BEGIN Input data

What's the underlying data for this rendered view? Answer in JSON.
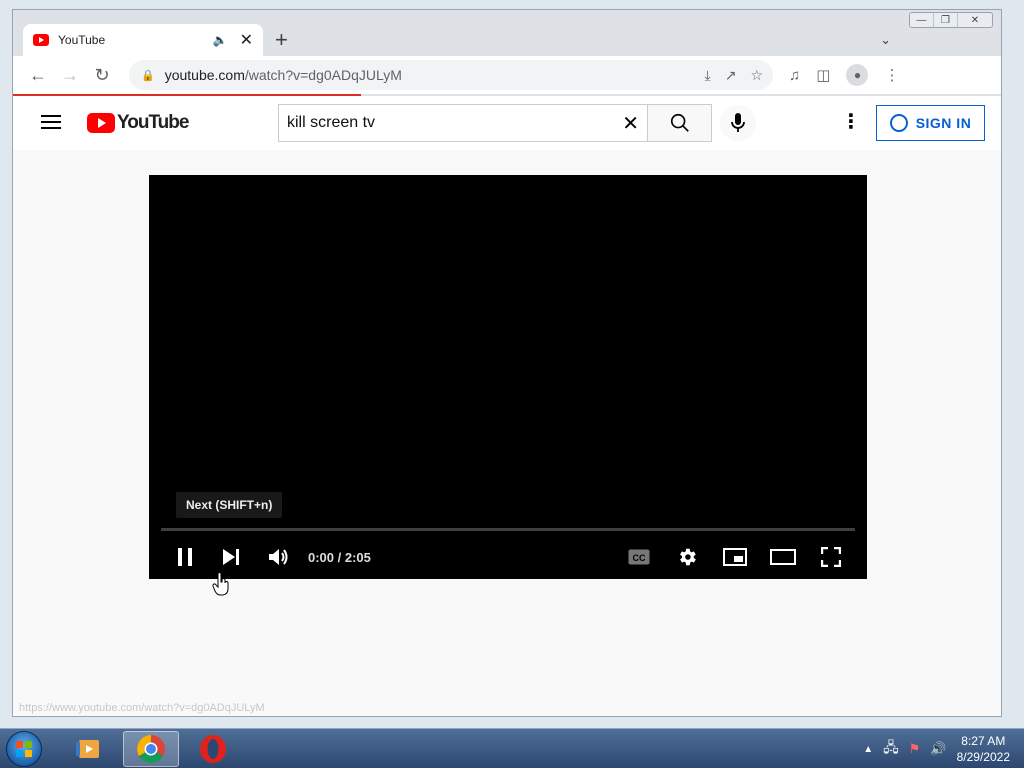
{
  "browser": {
    "tab": {
      "title": "YouTube"
    },
    "url": {
      "host": "youtube.com",
      "path": "/watch?v=dg0ADqJULyM"
    }
  },
  "youtube": {
    "logo_text": "YouTube",
    "search": {
      "value": "kill screen tv"
    },
    "sign_in_label": "SIGN IN"
  },
  "player": {
    "tooltip": "Next (SHIFT+n)",
    "time": "0:00 / 2:05",
    "cc_label": "CC",
    "progress": 0
  },
  "status_bar": {
    "url": "https://www.youtube.com/watch?v=dg0ADqJULyM"
  },
  "taskbar": {
    "clock_time": "8:27 AM",
    "clock_date": "8/29/2022"
  },
  "colors": {
    "youtube_red": "#ff0000",
    "sign_in_blue": "#065fd4",
    "loading_bar": "#d93025"
  },
  "icons": [
    "menu-icon",
    "search-icon",
    "mic-icon",
    "more-vert-icon",
    "account-icon",
    "pause-icon",
    "next-icon",
    "volume-icon",
    "cc-icon",
    "settings-icon",
    "miniplayer-icon",
    "theater-icon",
    "fullscreen-icon"
  ]
}
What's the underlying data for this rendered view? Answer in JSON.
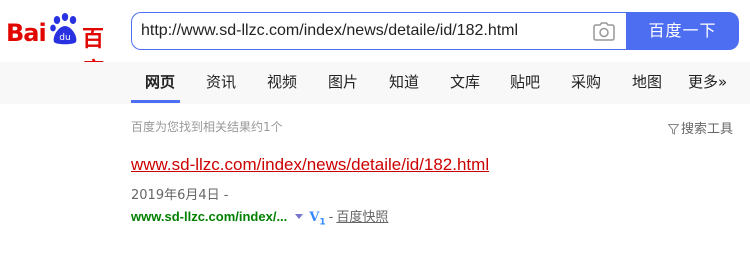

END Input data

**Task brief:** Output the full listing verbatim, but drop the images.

**Task solution:**
What's the underlying data for this rendered view? Answer in JSON.
{
  "browser": {
    "tab": {
      "title": "YouTube"
    },
    "url": {
      "host": "youtube.com",
      "path": "/watch?v=dg0ADqJULyM"
    }
  },
  "youtube": {
    "logo_text": "YouTube",
    "search": {
      "value": "kill screen tv"
    },
    "sign_in_label": "SIGN IN"
  },
  "player": {
    "tooltip": "Next (SHIFT+n)",
    "time": "0:00 / 2:05",
    "cc_label": "CC",
    "progress": 0
  },
  "status_bar": {
    "url": "https://www.youtube.com/watch?v=dg0ADqJULyM"
  },
  "taskbar": {
    "clock_time": "8:27 AM",
    "clock_date": "8/29/2022"
  },
  "colors": {
    "youtube_red": "#ff0000",
    "sign_in_blue": "#065fd4",
    "loading_bar": "#d93025"
  },
  "icons": [
    "menu-icon",
    "search-icon",
    "mic-icon",
    "more-vert-icon",
    "account-icon",
    "pause-icon",
    "next-icon",
    "volume-icon",
    "cc-icon",
    "settings-icon",
    "miniplayer-icon",
    "theater-icon",
    "fullscreen-icon"
  ]
}
What's the underlying data for this rendered view? Answer in JSON.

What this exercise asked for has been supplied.